The group shopped en masse as part of the Claremore Main Street’s bimonthly Cash Mob. Ten percent of the proceeds from that night will be donated to Rogers County Youth Services, the nonprofit chosen by mobbers.

“It is always great to see everyone during the night of Cash Mob helping to support our downtown merchants and keeping the business local,” said Kathy Glover, owner of Cozy Cottage.

Participants in the Cash Mob agree to attend every other month and spend at minimum $20 at the store chosen at random the night of the event. The goal is to encourage shopping local and the downtown businesses’ success and to support local non-profits.

“I am so grateful to be in a community where people are investing in the lives of our children and families.

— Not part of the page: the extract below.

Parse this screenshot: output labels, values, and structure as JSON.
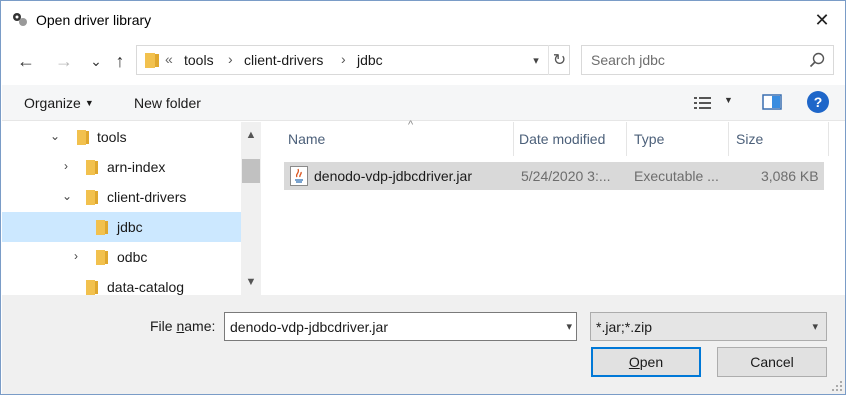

It means a lot to me,” said Steven Blahut, executive director of RCYS. “I know the challenges the businesses are face these days and the sacrifices they’re making regardless of those challenges.”

The Spring Cash Mob, is scheduled for 5:30 p.m. April 5. The final Cash Mob of the season will be the evening of June 7. To participate in the final two, sign up here.

Outdoor Sporting Expo returns for third year

Outdoor enthusiasts will once again have a place to meet their favorite celebrities, participate in competitions and activities and see a variety of booths sporting all things outdoors as the third annual Outdoor Sporting Expo comes back to Claremore Expo Center on March 12-13.

After a successful second year, Outdoor Sporting Expo is back with even more excitement, including seminars, shopping, bass tub demonstrations, archery competitions, celebrity appearances and more.

A variety of booths featuring hunting, fishing, travel and an assortment of other outdoor-related vendors will pack the Claremore Expo Center’s Expo Hall and Indoor Arena for two days, giving the biggest outdoor fans a chance to explore things that will make their outdoor adventures better than ever.

One of the biggest draws to Outdoor Sporting Expo is the celebrity lineup, which includes professional archer Randy Oitker from the Outdoor Channel and Guinness World Record holder. Oitker’s appearance is presented by Bill’s Sporting Goods.

Other celebrities are bassmaster angler Terry Butcher, bow hunter and outdoor writer Eddie Claypool, Lincoln Tapp, teenage hunter from YoungWild.TV, champion noodlers Colby & Terry Morrow and crappie expert Dale York.

Attendees can also enjoy buck scoring by Jonti Aldrich, bass tub demos with Chuck Deveraux and encore seminars with America’s favorite whitetail deer hunter Roger Raglin.

New to the Outdoor Sporting Expo is an adult and youth 3D archery competition. Children can experience archery fun of their own with the hands-on Right On Target -Archery in Schools Program, as well as participate in a catch-and-release fishing pond and sling shots among others.

Admission is $10 per adult with a discounted price of $6 for veterans, seniors 65 and older and youth. Children 10 years old and younger get into the show for free with an adult. Families who attend Sunday will enjoy the half-price Family Day promotion.

Show hours are 9 a.m. to 8 p.m. Saturday, and 10 a.m. to 5 p.m. Sunday.

Outdoor Sporting Expo is sponsored by Hillcrest Hospital Claremore, Grand River Dam Authority, Tulsa RV Sales & Services, Suburban Chevrolet, Nabatak Outdoors, RCB Bank, Bill’s Sporting Goods and Bennett’s Route 66 Pharmacy.

The Expo is hosted by Claremore Main Street, Claremore Chamber of Commerce and Claremore Expo Center.

Vendor booths are still available. For more information, visit the show’s website.